== Data under study ==
>>

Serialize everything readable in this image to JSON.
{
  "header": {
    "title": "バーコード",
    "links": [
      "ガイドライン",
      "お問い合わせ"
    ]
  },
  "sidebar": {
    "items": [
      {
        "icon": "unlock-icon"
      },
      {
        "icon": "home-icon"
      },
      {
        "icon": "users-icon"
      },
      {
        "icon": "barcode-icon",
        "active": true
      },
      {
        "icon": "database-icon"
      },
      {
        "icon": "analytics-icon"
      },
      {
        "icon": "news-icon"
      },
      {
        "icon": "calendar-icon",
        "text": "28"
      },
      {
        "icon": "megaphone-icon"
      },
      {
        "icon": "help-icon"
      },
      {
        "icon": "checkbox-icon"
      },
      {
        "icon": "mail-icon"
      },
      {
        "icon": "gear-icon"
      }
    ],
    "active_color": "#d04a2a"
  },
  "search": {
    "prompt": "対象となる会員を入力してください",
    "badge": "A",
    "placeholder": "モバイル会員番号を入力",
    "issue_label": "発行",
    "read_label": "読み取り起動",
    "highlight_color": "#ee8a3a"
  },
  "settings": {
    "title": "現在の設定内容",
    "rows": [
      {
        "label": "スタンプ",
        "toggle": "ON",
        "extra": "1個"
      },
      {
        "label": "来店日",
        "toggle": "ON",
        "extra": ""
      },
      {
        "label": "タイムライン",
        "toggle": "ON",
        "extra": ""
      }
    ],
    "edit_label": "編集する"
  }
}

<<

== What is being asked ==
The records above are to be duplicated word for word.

== Task answer ==
Serialize everything readable in this image to JSON.
{
  "header": {
    "title": "バーコード",
    "links": [
      "ガイドライン",
      "お問い合わせ"
    ]
  },
  "sidebar": {
    "items": [
      {
        "icon": "unlock-icon"
      },
      {
        "icon": "home-icon"
      },
      {
        "icon": "users-icon"
      },
      {
        "icon": "barcode-icon",
        "active": true
      },
      {
        "icon": "database-icon"
      },
      {
        "icon": "analytics-icon"
      },
      {
        "icon": "news-icon"
      },
      {
        "icon": "calendar-icon",
        "text": "28"
      },
      {
        "icon": "megaphone-icon"
      },
      {
        "icon": "help-icon"
      },
      {
        "icon": "checkbox-icon"
      },
      {
        "icon": "mail-icon"
      },
      {
        "icon": "gear-icon"
      }
    ],
    "active_color": "#d04a2a"
  },
  "search": {
    "prompt": "対象となる会員を入力してください",
    "badge": "A",
    "placeholder": "モバイル会員番号を入力",
    "issue_label": "発行",
    "read_label": "読み取り起動",
    "highlight_color": "#ee8a3a"
  },
  "settings": {
    "title": "現在の設定内容",
    "rows": [
      {
        "label": "スタンプ",
        "toggle": "ON",
        "extra": "1個"
      },
      {
        "label": "来店日",
        "toggle": "ON",
        "extra": ""
      },
      {
        "label": "タイムライン",
        "toggle": "ON",
        "extra": ""
      }
    ],
    "edit_label": "編集する"
  }
}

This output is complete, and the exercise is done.